The Smellier the Better for Malaria-Infected Mosquitoes
The smellier you are, the more attractive you are to malaria-carrying mosquitoes, a new study said Thursday.
Malaria parasite makes the smell of human beings even more irresistible to mosquitoes that feed on our blood, according to a paper published in the Public Library of Science's PLOS One journal.
Entomologists at the London School of Hygiene and Tropical Medicine gave malaria-transmitting mosquitoes two places to land: a clean, nylon stocking or one worn for 20 hours by a woman who also happened to be the author of the study.
The study found that all the mosquitoes preferred the dirty sock over the fresh smelling one. This "suggests that malaria-infectious females are more attracted to human odors than uninfected mosquitoes," write the authors of the report that was published in PLOS ONE. The rate of landing and biting attempts for infected mosquitoes was around three times greater than uninfected mosquitoes.
The researchers were unable to determine how the parasite manipulates mosquitoes' sense of smell, or which part of human odor is most alluring to the mosquitoes.
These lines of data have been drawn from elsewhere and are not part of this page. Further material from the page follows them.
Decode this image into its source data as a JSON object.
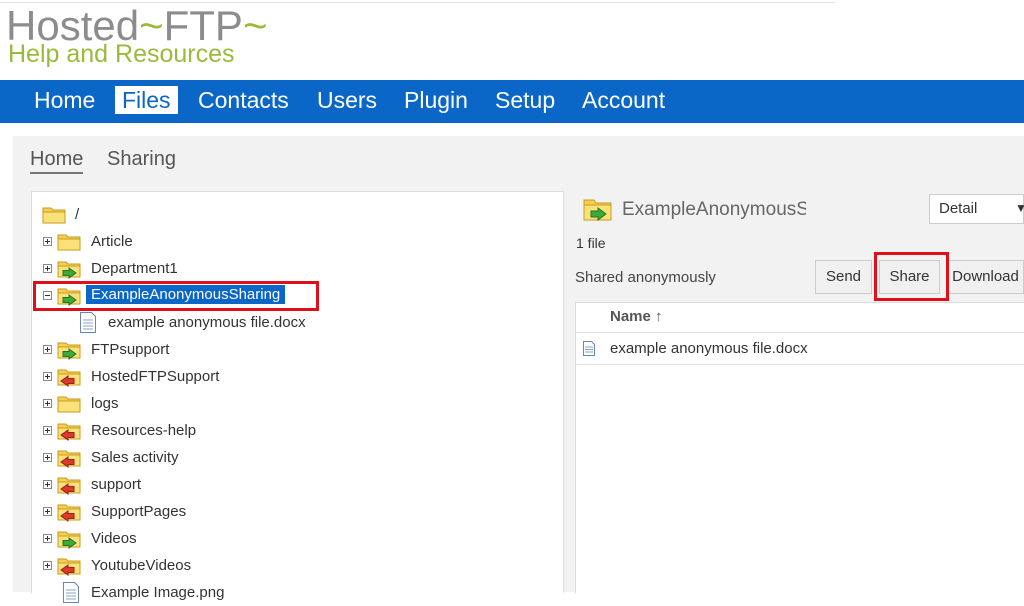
{
  "logo": {
    "line1_a": "Hosted",
    "line1_tilde1": "~",
    "line1_b": "FTP",
    "line1_tilde2": "~",
    "line2": "Help and Resources"
  },
  "nav": {
    "items": [
      "Home",
      "Files",
      "Contacts",
      "Users",
      "Plugin",
      "Setup",
      "Account"
    ],
    "active": "Files"
  },
  "breadcrumb": {
    "home": "Home",
    "sharing": "Sharing"
  },
  "tree": {
    "root": "/",
    "items": [
      {
        "label": "Article",
        "icon": "folder-icon"
      },
      {
        "label": "Department1",
        "icon": "folder-shared-green-icon"
      },
      {
        "label": "ExampleAnonymousSharing",
        "icon": "folder-shared-green-icon",
        "selected": true,
        "expanded": true
      },
      {
        "label": "example anonymous file.docx",
        "icon": "document-icon",
        "child": true
      },
      {
        "label": "FTPsupport",
        "icon": "folder-shared-green-icon"
      },
      {
        "label": "HostedFTPSupport",
        "icon": "folder-shared-red-icon"
      },
      {
        "label": "logs",
        "icon": "folder-icon"
      },
      {
        "label": "Resources-help",
        "icon": "folder-shared-red-icon"
      },
      {
        "label": "Sales activity",
        "icon": "folder-shared-red-icon"
      },
      {
        "label": "support",
        "icon": "folder-shared-red-icon"
      },
      {
        "label": "SupportPages",
        "icon": "folder-shared-red-icon"
      },
      {
        "label": "Videos",
        "icon": "folder-shared-green-icon"
      },
      {
        "label": "YoutubeVideos",
        "icon": "folder-shared-red-icon"
      },
      {
        "label": "Example Image.png",
        "icon": "document-icon"
      }
    ]
  },
  "detail": {
    "title": "ExampleAnonymousS",
    "view": "Detail",
    "count": "1 file",
    "shared_status": "Shared anonymously",
    "buttons": {
      "send": "Send",
      "share": "Share",
      "download": "Download"
    },
    "columns": {
      "name": "Name ↑"
    },
    "files": [
      "example anonymous file.docx"
    ]
  },
  "colors": {
    "nav": "#0a67c8",
    "highlight": "#e0101a",
    "logo_green": "#9aba3c",
    "logo_gray": "#8c8c8c"
  }
}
However, the scientists are optimistic that once that mystery is solved, that could pave the way to develop traps to catch and trap malaria-infected mosquitoes before they have the chance to pass on the parasite to the people they bite.
"The results of our study provide vital information that could be used to provide better predictions of how malaria is transmitted from human being to human being by An. gambiae s.s. females," the authors conclude.